DATA EXCERPTS: Begin

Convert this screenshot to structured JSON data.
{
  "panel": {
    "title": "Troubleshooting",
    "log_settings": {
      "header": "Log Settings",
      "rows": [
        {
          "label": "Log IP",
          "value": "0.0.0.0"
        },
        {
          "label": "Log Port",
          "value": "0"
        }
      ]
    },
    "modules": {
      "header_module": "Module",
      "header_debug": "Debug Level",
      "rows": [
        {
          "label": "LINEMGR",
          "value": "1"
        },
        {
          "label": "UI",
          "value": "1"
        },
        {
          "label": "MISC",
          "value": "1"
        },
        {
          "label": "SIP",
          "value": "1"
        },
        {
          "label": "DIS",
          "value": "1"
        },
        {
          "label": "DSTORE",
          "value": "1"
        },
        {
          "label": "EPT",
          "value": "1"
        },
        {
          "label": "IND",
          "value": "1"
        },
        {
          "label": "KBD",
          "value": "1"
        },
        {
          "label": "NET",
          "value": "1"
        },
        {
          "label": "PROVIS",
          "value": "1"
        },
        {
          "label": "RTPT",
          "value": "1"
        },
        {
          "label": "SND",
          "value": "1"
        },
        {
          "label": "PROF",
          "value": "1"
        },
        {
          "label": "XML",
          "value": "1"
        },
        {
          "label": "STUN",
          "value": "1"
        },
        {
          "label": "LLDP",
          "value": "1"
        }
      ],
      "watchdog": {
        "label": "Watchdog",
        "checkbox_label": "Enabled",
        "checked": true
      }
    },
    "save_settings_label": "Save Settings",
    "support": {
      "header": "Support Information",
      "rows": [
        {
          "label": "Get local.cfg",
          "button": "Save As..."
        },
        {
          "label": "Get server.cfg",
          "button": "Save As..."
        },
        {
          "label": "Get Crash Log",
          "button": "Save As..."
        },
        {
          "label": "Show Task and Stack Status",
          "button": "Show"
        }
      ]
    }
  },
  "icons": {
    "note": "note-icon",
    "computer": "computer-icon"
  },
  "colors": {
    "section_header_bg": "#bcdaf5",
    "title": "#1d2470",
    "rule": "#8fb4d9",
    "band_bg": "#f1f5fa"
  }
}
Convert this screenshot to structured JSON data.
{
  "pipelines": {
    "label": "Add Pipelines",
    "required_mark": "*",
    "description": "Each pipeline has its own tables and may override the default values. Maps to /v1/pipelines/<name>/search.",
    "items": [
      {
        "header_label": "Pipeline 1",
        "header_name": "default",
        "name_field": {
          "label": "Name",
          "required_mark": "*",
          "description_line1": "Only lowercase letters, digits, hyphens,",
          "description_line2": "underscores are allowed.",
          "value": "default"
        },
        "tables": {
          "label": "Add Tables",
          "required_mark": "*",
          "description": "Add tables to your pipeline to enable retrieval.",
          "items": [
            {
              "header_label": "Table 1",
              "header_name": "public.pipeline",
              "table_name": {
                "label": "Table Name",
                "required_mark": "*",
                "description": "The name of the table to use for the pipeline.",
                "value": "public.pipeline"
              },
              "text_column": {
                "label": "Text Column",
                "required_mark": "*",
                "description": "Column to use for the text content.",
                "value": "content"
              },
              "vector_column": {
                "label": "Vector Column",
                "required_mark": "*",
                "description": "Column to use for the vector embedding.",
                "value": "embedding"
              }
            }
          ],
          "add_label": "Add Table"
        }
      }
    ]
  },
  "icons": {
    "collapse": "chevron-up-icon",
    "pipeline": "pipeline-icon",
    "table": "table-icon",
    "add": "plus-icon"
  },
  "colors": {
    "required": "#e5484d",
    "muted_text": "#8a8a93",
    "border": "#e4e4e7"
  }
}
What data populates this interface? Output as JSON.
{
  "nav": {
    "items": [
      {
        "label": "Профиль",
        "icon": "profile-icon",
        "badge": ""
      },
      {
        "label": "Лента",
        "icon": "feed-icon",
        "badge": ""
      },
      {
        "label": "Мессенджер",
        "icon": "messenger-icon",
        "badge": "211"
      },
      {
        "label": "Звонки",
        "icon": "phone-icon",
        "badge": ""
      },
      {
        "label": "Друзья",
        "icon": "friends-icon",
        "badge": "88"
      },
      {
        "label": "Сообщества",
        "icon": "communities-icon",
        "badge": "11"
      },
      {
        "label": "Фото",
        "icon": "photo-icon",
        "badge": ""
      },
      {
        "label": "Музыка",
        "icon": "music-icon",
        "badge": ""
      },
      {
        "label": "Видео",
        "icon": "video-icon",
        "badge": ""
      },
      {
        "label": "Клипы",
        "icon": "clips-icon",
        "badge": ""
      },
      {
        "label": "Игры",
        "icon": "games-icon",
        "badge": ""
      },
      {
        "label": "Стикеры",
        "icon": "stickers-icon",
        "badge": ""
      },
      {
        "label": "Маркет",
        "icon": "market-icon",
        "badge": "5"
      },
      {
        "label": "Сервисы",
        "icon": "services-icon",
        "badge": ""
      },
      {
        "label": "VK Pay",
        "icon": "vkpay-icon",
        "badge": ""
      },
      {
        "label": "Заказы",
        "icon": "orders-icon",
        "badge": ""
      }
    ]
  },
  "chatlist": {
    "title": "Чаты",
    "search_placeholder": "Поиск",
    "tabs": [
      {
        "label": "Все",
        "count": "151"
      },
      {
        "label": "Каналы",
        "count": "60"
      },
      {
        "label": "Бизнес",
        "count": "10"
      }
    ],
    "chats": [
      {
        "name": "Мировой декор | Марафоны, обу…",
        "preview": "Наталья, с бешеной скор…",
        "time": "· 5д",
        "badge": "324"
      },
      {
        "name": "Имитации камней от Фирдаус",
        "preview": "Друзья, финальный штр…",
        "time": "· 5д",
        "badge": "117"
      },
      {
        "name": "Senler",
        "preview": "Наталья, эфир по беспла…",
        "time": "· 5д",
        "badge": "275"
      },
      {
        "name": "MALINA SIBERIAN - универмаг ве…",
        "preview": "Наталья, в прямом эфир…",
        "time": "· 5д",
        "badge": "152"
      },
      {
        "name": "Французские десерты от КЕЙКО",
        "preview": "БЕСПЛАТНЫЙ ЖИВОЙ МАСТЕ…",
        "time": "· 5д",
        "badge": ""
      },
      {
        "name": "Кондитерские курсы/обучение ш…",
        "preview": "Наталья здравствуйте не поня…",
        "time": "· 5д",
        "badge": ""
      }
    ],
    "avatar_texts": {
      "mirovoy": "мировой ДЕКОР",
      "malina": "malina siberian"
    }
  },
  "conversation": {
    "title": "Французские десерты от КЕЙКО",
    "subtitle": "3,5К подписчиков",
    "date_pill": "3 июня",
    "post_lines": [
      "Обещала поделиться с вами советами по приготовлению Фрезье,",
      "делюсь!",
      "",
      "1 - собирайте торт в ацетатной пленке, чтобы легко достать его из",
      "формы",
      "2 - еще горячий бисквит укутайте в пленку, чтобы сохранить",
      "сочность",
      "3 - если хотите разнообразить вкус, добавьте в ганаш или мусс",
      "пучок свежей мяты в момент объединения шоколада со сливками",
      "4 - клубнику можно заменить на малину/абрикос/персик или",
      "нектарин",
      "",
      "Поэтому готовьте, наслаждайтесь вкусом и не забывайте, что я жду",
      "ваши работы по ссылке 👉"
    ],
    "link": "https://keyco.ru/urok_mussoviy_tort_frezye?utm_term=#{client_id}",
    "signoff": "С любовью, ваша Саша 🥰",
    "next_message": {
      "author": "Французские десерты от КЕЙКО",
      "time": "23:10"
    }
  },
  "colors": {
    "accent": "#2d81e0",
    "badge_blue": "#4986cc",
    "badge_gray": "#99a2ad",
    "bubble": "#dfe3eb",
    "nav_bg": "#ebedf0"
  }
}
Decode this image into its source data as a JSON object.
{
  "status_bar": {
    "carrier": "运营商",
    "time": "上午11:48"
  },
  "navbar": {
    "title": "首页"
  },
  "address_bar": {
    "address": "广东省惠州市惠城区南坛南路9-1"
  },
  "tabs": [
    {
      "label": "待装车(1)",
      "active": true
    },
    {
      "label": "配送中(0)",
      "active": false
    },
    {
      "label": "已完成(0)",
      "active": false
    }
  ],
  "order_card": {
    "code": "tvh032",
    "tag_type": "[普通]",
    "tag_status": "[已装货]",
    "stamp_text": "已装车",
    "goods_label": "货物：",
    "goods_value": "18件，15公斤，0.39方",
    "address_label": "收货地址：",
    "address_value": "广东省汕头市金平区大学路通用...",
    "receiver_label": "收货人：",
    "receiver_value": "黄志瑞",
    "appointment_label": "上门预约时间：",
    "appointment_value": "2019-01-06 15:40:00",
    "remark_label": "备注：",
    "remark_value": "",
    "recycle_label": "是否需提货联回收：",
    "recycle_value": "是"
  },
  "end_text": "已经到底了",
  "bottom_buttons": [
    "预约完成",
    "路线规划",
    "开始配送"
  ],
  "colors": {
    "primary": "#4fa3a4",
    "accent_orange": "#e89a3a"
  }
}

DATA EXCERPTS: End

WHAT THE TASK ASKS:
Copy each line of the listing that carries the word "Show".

TASK ANSWER:
          "label": "Show Task and Stack Status",
          "button": "Show"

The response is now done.